◆ Exercise inputs

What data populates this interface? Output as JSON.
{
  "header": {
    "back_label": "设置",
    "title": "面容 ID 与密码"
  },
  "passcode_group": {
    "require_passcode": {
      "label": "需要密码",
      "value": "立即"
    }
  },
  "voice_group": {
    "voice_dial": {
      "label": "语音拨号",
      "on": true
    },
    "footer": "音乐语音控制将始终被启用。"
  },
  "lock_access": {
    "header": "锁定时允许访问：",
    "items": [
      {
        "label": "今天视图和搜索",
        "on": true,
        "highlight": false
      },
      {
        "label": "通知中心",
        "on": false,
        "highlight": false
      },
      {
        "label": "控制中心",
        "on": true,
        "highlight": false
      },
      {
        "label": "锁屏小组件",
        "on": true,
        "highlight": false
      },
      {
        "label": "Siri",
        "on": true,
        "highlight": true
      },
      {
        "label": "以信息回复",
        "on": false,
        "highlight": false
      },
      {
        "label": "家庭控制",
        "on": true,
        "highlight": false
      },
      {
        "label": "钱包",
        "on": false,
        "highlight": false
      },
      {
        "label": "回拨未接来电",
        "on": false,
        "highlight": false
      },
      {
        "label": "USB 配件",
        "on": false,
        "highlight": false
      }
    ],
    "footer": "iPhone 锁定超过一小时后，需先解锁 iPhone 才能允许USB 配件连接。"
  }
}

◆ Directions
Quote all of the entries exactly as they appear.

◆ Written reply
What data populates this interface? Output as JSON.
{
  "header": {
    "back_label": "设置",
    "title": "面容 ID 与密码"
  },
  "passcode_group": {
    "require_passcode": {
      "label": "需要密码",
      "value": "立即"
    }
  },
  "voice_group": {
    "voice_dial": {
      "label": "语音拨号",
      "on": true
    },
    "footer": "音乐语音控制将始终被启用。"
  },
  "lock_access": {
    "header": "锁定时允许访问：",
    "items": [
      {
        "label": "今天视图和搜索",
        "on": true,
        "highlight": false
      },
      {
        "label": "通知中心",
        "on": false,
        "highlight": false
      },
      {
        "label": "控制中心",
        "on": true,
        "highlight": false
      },
      {
        "label": "锁屏小组件",
        "on": true,
        "highlight": false
      },
      {
        "label": "Siri",
        "on": true,
        "highlight": true
      },
      {
        "label": "以信息回复",
        "on": false,
        "highlight": false
      },
      {
        "label": "家庭控制",
        "on": true,
        "highlight": false
      },
      {
        "label": "钱包",
        "on": false,
        "highlight": false
      },
      {
        "label": "回拨未接来电",
        "on": false,
        "highlight": false
      },
      {
        "label": "USB 配件",
        "on": false,
        "highlight": false
      }
    ],
    "footer": "iPhone 锁定超过一小时后，需先解锁 iPhone 才能允许USB 配件连接。"
  }
}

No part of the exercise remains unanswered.